Tinsmiths visit to Carpathian Mountains with Experience Ukraine


Tinsmiths Ukranian Visit Posted by Phoebe Clive

In a bid to make my lifestyle business provide me a lifestyle that takes me beyond the office I booked a ‘Textiles Tour’ of the Trans Carpathian region of Ukraine.

I have long been fascinated by the culture and folk art of the people of the Carpathian Mountain region and when I saw that Nataliya (Experience Ukraine www.experienceukraine.co.uk) was running a textile based tour I saw my chance to find out more about this region.

My visit was filled with wonder and delight, but I of course realise that the insight that I gained during a one week visit is limited. This posting is a record of my visit, with my own reflections on what I found to be a most beautiful region.

Abandoned farmhouse – completely built of wood including wooden shingles on the roof.

Our first night was spent in Ivano Frankivsk (Stanislav until 1962), a busy and beautiful town with a multitude of churches and lingerie shops! From there our patient driver traversed the very challenging Ukrainian roads across country to Kolomyya which houses a fascinating museum of Hutsul culture and folk art. The Hutsuls are the people who have inhabited this mountainous region for the last thousand years and who have quite a distinct way or life and culture.

The textiles, costume, carving and ceramics traditionally produced in the region are really wonderful. Of course Hutsul folk-art is made from what is plentiful and like mountain dwelling people throughout the world, this includes much wool and wood. With bold sureness of expression, textiles and ceramics display all of the influences which have swept to and fro across this area historically; Austro- Hungarian, Russian, Western European and Ottoman.

After these gentle introductions to Ukraine the market at Kosiv proved to be total immersion.

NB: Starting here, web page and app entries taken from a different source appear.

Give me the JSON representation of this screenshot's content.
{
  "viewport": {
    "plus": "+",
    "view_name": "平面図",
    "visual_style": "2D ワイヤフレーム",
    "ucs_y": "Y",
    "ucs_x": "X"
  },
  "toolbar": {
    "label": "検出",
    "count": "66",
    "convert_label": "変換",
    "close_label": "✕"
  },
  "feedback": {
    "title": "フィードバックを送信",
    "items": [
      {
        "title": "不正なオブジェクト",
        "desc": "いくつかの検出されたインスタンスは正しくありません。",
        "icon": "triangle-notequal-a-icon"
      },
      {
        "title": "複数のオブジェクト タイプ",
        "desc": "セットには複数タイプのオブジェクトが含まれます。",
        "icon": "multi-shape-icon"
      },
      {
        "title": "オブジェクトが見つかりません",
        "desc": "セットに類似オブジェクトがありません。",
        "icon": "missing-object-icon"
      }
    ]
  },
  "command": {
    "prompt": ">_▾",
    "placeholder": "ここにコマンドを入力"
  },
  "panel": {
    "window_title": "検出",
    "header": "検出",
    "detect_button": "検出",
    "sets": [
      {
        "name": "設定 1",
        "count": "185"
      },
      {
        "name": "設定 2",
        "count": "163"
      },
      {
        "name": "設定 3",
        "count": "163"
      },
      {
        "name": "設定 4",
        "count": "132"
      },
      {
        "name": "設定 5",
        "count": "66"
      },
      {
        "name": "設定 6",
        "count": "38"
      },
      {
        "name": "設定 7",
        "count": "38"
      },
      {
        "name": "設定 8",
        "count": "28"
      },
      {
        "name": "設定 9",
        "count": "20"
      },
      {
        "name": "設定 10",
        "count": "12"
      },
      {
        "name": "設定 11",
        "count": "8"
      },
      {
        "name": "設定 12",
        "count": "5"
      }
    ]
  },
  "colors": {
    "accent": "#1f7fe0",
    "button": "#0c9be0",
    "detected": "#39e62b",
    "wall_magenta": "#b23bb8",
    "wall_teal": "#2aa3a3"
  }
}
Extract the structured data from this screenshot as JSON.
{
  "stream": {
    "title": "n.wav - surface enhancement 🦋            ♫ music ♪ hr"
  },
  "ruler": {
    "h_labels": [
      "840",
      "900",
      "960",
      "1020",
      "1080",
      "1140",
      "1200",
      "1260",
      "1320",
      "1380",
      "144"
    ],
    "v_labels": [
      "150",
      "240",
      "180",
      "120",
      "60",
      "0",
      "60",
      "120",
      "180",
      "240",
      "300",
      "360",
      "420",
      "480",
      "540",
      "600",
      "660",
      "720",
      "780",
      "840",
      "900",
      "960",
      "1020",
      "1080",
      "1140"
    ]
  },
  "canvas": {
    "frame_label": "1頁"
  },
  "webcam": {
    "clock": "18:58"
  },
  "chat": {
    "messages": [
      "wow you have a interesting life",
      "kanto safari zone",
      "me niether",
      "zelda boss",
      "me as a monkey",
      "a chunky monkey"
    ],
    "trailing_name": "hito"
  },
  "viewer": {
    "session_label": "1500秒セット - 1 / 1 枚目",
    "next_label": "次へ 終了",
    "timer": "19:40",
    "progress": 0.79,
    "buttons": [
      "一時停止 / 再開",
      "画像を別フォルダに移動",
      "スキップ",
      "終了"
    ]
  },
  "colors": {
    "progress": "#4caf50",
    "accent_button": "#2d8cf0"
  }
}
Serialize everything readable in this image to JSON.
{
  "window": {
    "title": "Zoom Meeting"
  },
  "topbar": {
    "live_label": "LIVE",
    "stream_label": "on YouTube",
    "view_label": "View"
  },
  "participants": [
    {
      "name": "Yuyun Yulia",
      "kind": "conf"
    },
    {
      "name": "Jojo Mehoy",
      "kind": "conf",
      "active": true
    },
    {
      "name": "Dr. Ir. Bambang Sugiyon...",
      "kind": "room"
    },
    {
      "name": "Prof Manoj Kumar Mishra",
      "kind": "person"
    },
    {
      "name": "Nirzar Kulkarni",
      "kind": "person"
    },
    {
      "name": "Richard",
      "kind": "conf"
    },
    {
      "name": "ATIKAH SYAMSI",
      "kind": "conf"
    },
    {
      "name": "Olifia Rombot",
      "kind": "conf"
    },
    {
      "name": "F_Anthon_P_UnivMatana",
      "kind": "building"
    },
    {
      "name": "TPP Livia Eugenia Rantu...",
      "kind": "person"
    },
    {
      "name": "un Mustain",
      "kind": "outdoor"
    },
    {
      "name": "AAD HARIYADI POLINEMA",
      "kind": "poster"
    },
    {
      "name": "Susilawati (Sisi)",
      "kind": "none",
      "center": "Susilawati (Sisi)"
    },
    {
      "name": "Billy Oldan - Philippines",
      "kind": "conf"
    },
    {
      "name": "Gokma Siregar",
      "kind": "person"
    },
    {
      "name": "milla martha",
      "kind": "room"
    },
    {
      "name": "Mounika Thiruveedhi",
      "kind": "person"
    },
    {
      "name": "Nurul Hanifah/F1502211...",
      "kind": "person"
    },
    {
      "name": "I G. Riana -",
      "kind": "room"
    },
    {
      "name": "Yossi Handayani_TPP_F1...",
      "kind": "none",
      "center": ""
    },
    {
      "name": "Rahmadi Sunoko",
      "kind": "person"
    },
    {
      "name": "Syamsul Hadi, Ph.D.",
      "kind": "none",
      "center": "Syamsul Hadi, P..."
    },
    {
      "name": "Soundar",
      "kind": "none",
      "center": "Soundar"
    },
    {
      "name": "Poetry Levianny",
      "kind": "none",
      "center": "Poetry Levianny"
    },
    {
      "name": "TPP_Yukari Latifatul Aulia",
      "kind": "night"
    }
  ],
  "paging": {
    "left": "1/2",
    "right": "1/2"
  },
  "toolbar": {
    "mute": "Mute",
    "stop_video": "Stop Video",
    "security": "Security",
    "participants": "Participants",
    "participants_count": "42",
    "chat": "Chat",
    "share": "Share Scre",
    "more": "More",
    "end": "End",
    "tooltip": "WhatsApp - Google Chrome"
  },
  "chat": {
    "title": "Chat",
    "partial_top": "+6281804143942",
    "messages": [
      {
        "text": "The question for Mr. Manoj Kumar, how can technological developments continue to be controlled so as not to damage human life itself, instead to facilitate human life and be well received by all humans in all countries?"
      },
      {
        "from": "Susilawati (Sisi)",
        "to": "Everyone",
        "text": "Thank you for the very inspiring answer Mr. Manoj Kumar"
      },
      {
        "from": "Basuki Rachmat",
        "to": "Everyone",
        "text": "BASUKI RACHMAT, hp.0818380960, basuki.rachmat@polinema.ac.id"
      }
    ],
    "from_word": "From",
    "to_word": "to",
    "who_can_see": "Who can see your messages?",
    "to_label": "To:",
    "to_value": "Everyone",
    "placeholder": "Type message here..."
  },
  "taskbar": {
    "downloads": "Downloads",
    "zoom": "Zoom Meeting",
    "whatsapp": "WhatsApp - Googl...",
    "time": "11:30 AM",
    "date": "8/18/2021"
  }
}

A market in the broadest and most vigorous sense; trading, meeting, eating and drinking in a temporary world which exists for twelve hours every week. With avenues devoted to butter, to cheese, to socks (hand knitted locally), to sheepskins (gorgeous but mainly from Poland), to Lizhnyk (traditional wool blankets, more on these later), to tractor parts, to harnesses, to honey, to….. well just about anything that you might be able to make or gather and that someone else might want. Our host in the mountains in was Svetlana. With a small holding in a valley alongside a fast flowing mountain river, in recent years Svetlana and her family have invested in a felting mill for the local Lizhnyk weavers to finish their blankets, a fish farm for very small scale raising of organic trout and tourist accommodation in a very comfortable chalet. Generous and super-efficient she produced a series of delicious meals all made from the freshest produce, organised the felting mill and ran her family home.

Olympic standard log stacking!

Whilst based at Svetlana’s we found out much more about the local production of Lizhnik. Lizhnik are woolen blankets hand woven with the most minimal inputs of any textile I can think of. The fleeces is carefully sorted into colours and tones, then picked through, then washed twice in the mountain streams. Once washed it is sorted through again prior to spinning. The warps are spun reasonably finely, the weft is spun very thickly and with minimal twist. Most of the women in the village have a loom for weaving Lizhnik and their weaving fits in around milking cows, looking after children and all the other chores involved with running a family and small holding.

Many weavers stick to traditional patterns such as ‘Hutsul Eye’, however some are much more adventurous varying traditional motifs with contemporary designs. Once woven the blankets must be felted, for this they are taken to one of the mills like Svetlana’s where they are immersed and tumbled in the pure mountain water for up to 6 hours. The Lizhnik blankets provide a vital additional income to the households in this village and meeting the Lizhnik weavers, and in particular Bogdana and her family who very patiently tried to teach me the basics of Lizhnik weaving was an absolute privilege. Bogdana, her Mother and her son Stanislav made my days weaving enormous fun, we often got rather distracted into English and Ukrainian lessons and this combined with Mama’s amazing Ukrainian hospitality meant that my progress as a Lizhnik weaver was somewhat limited!

Lizhnik blankets being pulled out of the churning mill where they wash and felt for 4-6 hours after weaving​